Peter's address was given as 125 Addison Road, Guildford and the informant was his father, H. A. Snelling. For occupation the entry was "formerly A.C.1 No.1210180 R.A.F." and then on the next line "(Shoe salesman)"

The certificate shows he was an Aircraftsman 1st Class and 1210180 his RAF service number, hence his eligibilty to be included on the memorial.

Updated 16/06/2011 Peter's sister, Mrs Mabel Dowling, has recently been interviewed by Tieleke Williams of the Charlotteville Jubilee Trust local history project. Mrs Dowling says her brother Peter was known to everyone as Jim. He joined the RAF Volunteer Reserve before war broke out. Whilst stationed in Wales he underwent an unsuccesful ear operation and reacted badly to treatment with penicillin. He was bed-ridden for some time, so long in fact that his body grew two inches. With financial help from the RAF his parents were able to visit him for a week in Wales before he was moved to St Anthony's Hospital, Cheam, where he finally lost his fight with the illness.

Mrs. Dowling has Peter's original discharge certificate which shows he was an "armourer". Date of enlistment is 21.11.40 and he reported for regular service 27.2.41. He was discharged as physically unfit for Air Force service 18th May 1944. Character and general conduct were both very good. There is no indication of which Squadron he served with.

Mrs Dowling has kindly allowed me to publish the photograph of her brother and a copy of the hospital menu from Christmas 1944.

Peter Snelling

Peter Jim Snelling. Reproduced by kind permission of Mrs Mabel Dowling.

Peter Snelling menu

Hospital Menu Christmas 1944. Reproduced by kind permission of Mrs Mabel Dowling.

Return to Roll of Honour Table

Herbert Walter Washington

Civilian, died Monday, 12th May 1941. Age 38.

Herbert Washington, lived at 79 Cline Road with his wife, Dorothy May Washington. He was the son of Herbert and Agnes Washington, of 10 Cheselden Road. (CWGC Citation).

Herbert was injured by a bomb falling in Cline Road, and died later on the same day at Warren Road Hospital. He is buried in Guildford Civilian cemetery.

A report of the bombing appears in the Surrey Advertiser, 17th May 1941, although no street names are given, for security reasons, the accompanying photograph, clearly shows a crater and a demolished house, in Addison Road, at the bottom of the footpath leading to Pewley Way.

The article describes how, on Monday morning, a German "night-raider" dropped a "stick" of high-explosive bombs, onto a suburb of a "home counties town", killing one person and seriously injuring four more.

"The plane flew low over the housetops, wheeled and released the bombs, two of which burst in roadways and one in a back garden."

"Some houses were wrecked and many others had windows and roofs smashed and doors blown off."

St. Luke's church hall was quickly converted into a rest centre and a mobile canteen was quickly on the scene.

The same page carried a report on the funeral of Herbert Washington, but does not explain the cause of death.

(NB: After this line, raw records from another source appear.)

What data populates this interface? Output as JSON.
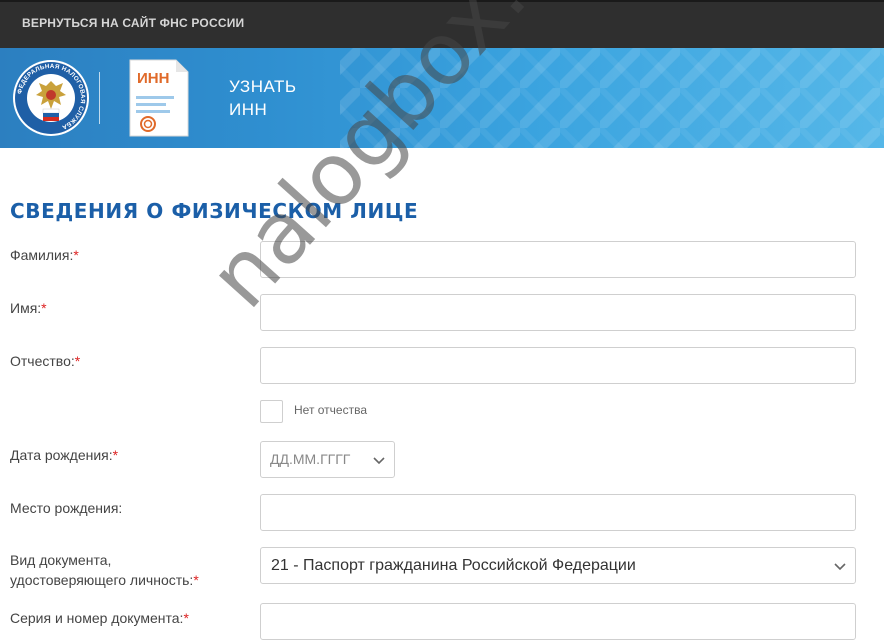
{
  "topbar": {
    "back_link": "ВЕРНУТЬСЯ НА САЙТ ФНС РОССИИ"
  },
  "banner": {
    "emblem_ring_text": "ФЕДЕРАЛЬНАЯ НАЛОГОВАЯ СЛУЖБА",
    "doc_icon_text": "ИНН",
    "title_line1": "УЗНАТЬ",
    "title_line2": "ИНН"
  },
  "watermark": "nalogbox.ru",
  "form": {
    "section_title": "СВЕДЕНИЯ О ФИЗИЧЕСКОМ ЛИЦЕ",
    "required_mark": "*",
    "fields": {
      "surname_label": "Фамилия:",
      "name_label": "Имя:",
      "patronymic_label": "Отчество:",
      "no_patronymic_label": "Нет отчества",
      "birthdate_label": "Дата рождения:",
      "birthdate_placeholder": "ДД.ММ.ГГГГ",
      "birthplace_label": "Место рождения:",
      "doc_type_label_line1": "Вид документа,",
      "doc_type_label_line2": "удостоверяющего личность:",
      "doc_type_value": "21 - Паспорт гражданина Российской Федерации",
      "doc_number_label": "Серия и номер документа:"
    }
  },
  "colors": {
    "topbar": "#2f2f2f",
    "banner_blue": "#2f8fd0",
    "title_blue": "#1b5fa8",
    "required_red": "#dd2222"
  }
}
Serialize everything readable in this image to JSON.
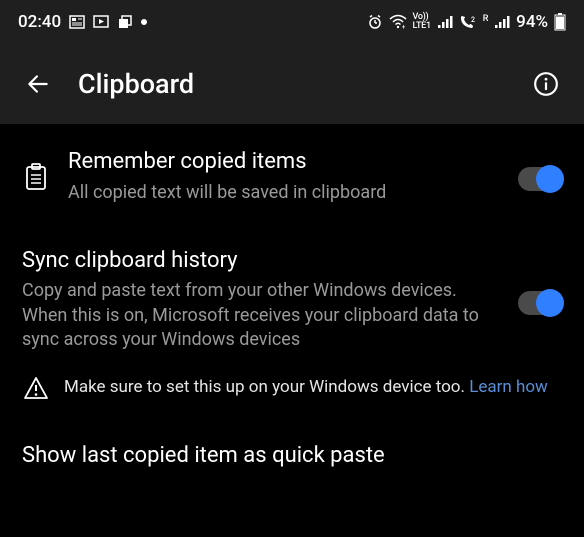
{
  "statusbar": {
    "time": "02:40",
    "battery_text": "94%",
    "lte_text": "Vo))\nLTE1",
    "r_text": "R"
  },
  "appbar": {
    "title": "Clipboard"
  },
  "settings": {
    "remember": {
      "title": "Remember copied items",
      "subtitle": "All copied text will be saved in clipboard",
      "on": true
    },
    "sync": {
      "title": "Sync clipboard history",
      "subtitle": "Copy and paste text from your other Windows devices. When this is on, Microsoft receives your clipboard data to sync across your Windows devices",
      "on": true
    },
    "warning": {
      "text": "Make sure to set this up on your Windows device too. ",
      "link": "Learn how"
    },
    "quickpaste": {
      "title": "Show last copied item as quick paste"
    }
  }
}
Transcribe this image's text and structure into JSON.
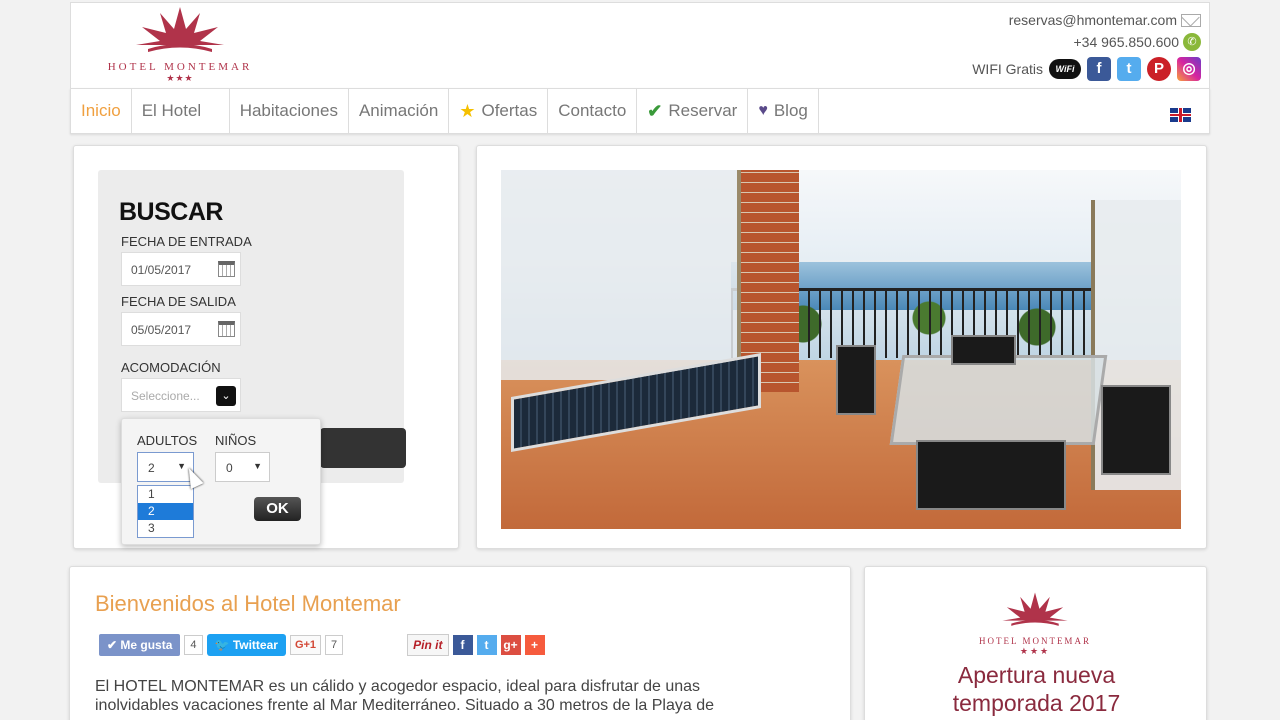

The funeral took place on Thursday 15th May, after a service at Holy Trinity church. It gave Herbert's age, 38 years old, and stated that he was employed at the Alexandra Laundry.

Herbert is buried in Guildford Cemetery.

Addison Road Bomb Damage

Bomb Damage in Addison Road. From David Rose Collection. Reproduced by kind permission of David Rose.

Updated 10/02/2010 A letter on the Charlotteville web-site (Charlotteville web-site) from Colin Saville gives a very good account of Cline Road in the War years. The letter states that house numbers 71, 73, 64 and 66 Cline Road were all badly damaged by the bombs that were dropped that night.

I have also been contacted by a lady who lived in Cline Road during the War. Her father, Mr. Porter, was first to the scene and discovered Herbert Washington's body. She also told how the steep bank between Addison and Cline Road which forms the back gardens of the even-numbered houses helped protect those houses by absorbing some of the blast.

Living in number 111 Cline Road, she had a good view of the hospital grounds (now St. Luke's housing development) and would watch the wounded soldiers convelescing there.

Return to Roll of Honour Table

More Local History

For more about the history of the area please click on Local History